1. Systemic and regional vascular changes were measured in conscious rabbits after intravenous sodium meclofenamate, captopril and phentolamine. These drugs were used respectively to inhibit prostaglandin synthesis and angiotensin-converting enzyme, and to block α-adrenoceptors.
2. Meclofenamate reduced renal and adrenal blood flow by 11 and 28% respectively, and doubled hepatic artery flow. The effect on renal and adrenal flow persisted in the presence of phentolamine.
3. Captopril decreased estimated peripheral resistance and increased cardiac output without changing arterial pressure. Kidney and adrenal flow increased by 70 and 21% respectively.
4. Phentolamine reduced arterial pressure and doubled flow to skeletal muscle and increased hepatic artery flow to the liver.
5. Splenic blood flow was unaffected by meclofenamate, captopril or phentolamine alone. Meclofenamate given after captopril caused a halving of splenic flow and a rise in arterial pressure; these effects were prevented by phentolamine.
6. The results point to a continuing effect of prostaglandin synthesis in maintaining blood flow to the kidney and adrenal gland independent of α-adrenoceptor activation in resting conscious rabbits.

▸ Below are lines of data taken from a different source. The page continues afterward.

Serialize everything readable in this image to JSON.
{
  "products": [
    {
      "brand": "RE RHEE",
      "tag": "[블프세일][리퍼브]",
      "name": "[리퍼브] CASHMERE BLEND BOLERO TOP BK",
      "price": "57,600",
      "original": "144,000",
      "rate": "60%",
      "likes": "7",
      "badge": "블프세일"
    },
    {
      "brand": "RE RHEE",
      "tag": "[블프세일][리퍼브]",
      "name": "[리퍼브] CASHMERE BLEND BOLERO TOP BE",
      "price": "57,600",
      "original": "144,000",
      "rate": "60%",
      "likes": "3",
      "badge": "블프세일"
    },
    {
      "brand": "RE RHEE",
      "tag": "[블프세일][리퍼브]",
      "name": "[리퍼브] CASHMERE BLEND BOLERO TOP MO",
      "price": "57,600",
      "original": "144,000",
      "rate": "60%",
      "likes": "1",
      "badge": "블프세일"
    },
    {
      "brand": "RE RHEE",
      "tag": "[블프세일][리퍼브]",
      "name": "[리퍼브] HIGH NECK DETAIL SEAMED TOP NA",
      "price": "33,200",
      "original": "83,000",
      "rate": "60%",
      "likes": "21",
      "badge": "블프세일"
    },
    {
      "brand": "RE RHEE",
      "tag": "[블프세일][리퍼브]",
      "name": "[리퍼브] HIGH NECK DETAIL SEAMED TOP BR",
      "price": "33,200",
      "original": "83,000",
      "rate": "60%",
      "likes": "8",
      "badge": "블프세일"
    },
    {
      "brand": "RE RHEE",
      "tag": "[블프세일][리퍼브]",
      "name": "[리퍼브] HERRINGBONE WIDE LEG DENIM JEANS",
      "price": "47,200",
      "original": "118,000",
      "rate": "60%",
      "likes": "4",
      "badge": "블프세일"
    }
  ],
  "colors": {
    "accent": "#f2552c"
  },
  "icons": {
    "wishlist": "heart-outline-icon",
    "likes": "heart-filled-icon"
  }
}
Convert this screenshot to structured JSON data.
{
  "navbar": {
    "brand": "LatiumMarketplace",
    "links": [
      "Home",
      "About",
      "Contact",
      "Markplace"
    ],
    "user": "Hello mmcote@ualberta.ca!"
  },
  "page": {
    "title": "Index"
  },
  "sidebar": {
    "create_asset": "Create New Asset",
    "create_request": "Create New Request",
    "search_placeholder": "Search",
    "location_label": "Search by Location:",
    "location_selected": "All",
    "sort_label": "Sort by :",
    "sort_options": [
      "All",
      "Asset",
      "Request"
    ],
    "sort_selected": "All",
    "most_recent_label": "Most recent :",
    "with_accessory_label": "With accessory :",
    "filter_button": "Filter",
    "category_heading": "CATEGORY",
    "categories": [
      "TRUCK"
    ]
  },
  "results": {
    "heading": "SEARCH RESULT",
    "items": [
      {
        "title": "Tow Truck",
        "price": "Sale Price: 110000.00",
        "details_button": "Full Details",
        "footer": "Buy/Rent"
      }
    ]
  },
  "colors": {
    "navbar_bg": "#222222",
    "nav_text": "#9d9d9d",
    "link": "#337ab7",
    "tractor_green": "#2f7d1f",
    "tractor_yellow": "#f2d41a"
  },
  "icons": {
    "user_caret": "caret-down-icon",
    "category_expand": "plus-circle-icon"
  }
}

An important modulating effect of prostaglandins on sympathetic vascular tone in the spleen is suggested.